What you have to do
Scan the lines below for "JSON" and copy the matches.

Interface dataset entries

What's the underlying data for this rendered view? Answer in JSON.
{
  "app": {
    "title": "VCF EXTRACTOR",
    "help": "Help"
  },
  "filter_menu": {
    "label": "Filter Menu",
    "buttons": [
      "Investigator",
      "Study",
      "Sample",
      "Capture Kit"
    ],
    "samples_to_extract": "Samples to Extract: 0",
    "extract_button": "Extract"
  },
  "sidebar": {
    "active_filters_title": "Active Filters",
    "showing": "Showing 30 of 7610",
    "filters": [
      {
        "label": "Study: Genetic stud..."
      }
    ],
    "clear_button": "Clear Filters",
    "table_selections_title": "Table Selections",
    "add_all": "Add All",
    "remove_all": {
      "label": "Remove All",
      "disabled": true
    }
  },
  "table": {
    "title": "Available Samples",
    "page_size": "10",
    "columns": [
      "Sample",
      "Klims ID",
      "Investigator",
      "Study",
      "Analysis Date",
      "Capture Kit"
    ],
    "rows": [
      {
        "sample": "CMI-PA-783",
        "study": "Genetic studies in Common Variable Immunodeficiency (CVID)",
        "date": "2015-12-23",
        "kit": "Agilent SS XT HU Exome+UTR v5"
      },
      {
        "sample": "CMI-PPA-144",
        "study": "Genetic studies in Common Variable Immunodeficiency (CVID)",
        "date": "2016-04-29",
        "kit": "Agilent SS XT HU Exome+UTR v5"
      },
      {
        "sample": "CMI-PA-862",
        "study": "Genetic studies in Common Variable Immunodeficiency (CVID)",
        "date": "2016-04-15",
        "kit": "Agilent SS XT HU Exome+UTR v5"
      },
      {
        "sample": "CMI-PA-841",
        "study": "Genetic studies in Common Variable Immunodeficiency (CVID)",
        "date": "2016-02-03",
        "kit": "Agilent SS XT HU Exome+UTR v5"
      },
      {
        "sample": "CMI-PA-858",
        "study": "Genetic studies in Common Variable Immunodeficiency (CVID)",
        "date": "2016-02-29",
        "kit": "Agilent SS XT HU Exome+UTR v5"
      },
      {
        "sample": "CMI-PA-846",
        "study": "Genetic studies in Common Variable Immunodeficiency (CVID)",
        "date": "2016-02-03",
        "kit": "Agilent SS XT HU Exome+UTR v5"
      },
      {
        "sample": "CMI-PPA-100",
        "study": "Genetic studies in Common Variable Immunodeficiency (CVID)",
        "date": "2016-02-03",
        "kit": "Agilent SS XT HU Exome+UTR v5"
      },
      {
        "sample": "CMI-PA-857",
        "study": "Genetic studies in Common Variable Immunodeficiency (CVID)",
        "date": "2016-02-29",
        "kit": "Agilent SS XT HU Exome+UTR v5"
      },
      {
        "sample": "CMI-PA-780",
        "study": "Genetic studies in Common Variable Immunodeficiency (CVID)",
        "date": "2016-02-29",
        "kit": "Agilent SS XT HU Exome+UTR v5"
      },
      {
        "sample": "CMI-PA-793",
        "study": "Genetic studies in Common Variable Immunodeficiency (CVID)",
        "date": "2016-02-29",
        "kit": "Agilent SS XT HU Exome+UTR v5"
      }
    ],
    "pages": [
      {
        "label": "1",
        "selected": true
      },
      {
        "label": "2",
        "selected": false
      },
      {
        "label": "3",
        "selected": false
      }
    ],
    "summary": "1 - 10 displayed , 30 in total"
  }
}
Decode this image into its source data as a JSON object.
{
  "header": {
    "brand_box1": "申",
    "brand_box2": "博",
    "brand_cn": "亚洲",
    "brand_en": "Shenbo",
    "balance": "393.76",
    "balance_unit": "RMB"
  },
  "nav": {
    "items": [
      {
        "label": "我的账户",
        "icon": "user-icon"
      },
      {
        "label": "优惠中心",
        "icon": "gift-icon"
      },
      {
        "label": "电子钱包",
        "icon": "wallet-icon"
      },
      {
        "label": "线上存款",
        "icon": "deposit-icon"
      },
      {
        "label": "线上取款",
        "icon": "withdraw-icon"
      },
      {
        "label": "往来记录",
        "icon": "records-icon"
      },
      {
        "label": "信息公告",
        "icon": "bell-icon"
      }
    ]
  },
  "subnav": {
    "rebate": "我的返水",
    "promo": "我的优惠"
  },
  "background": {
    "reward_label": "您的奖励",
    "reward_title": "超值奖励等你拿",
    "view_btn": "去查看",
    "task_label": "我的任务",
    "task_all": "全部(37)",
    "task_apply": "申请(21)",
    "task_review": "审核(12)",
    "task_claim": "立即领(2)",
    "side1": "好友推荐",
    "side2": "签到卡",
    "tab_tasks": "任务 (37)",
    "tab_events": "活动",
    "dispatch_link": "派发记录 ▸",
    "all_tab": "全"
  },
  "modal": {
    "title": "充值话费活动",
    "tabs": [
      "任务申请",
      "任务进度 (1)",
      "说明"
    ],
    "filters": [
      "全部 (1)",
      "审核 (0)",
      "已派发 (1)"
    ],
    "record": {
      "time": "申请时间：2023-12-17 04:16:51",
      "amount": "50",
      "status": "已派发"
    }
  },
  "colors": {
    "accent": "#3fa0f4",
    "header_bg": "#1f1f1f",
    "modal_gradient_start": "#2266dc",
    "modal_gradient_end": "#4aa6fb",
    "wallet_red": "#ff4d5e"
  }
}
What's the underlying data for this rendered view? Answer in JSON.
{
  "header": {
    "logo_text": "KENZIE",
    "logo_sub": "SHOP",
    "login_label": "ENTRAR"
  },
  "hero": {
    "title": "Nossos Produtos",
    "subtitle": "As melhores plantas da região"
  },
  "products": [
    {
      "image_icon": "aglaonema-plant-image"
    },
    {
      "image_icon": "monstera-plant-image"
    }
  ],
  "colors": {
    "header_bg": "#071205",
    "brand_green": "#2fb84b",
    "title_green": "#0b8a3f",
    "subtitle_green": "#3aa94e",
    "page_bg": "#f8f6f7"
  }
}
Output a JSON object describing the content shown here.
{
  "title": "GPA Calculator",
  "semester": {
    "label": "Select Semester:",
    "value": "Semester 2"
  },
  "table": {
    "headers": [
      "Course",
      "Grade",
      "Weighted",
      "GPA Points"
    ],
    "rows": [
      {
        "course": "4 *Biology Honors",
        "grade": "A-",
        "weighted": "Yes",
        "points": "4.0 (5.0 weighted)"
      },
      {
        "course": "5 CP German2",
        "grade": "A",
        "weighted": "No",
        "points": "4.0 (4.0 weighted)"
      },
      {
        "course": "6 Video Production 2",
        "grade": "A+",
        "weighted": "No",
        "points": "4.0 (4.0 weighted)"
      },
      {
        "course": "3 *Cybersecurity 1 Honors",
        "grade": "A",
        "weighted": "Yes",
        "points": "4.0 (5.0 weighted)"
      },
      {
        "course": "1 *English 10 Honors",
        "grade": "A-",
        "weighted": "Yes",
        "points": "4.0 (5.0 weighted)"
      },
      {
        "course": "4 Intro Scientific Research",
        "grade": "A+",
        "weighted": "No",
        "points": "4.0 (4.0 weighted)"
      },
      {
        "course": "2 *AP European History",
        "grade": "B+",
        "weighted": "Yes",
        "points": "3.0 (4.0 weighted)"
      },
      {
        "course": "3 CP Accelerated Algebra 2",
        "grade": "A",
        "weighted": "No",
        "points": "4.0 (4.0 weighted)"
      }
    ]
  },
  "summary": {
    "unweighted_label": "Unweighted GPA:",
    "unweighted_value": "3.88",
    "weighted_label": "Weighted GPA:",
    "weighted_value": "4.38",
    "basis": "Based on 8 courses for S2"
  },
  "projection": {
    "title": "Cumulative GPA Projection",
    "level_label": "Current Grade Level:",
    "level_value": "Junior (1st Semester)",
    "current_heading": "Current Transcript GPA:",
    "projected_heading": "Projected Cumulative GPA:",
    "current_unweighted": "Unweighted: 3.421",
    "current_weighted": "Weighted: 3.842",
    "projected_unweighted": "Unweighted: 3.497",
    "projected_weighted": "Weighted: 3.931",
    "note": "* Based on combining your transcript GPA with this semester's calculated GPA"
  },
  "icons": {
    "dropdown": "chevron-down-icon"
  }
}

Output of the task
What's the underlying data for this rendered view? Answer in JSON.
Decode this image into its source data as a JSON object.
What's the underlying data for this rendered view? Answer in JSON.
Output a JSON object describing the content shown here.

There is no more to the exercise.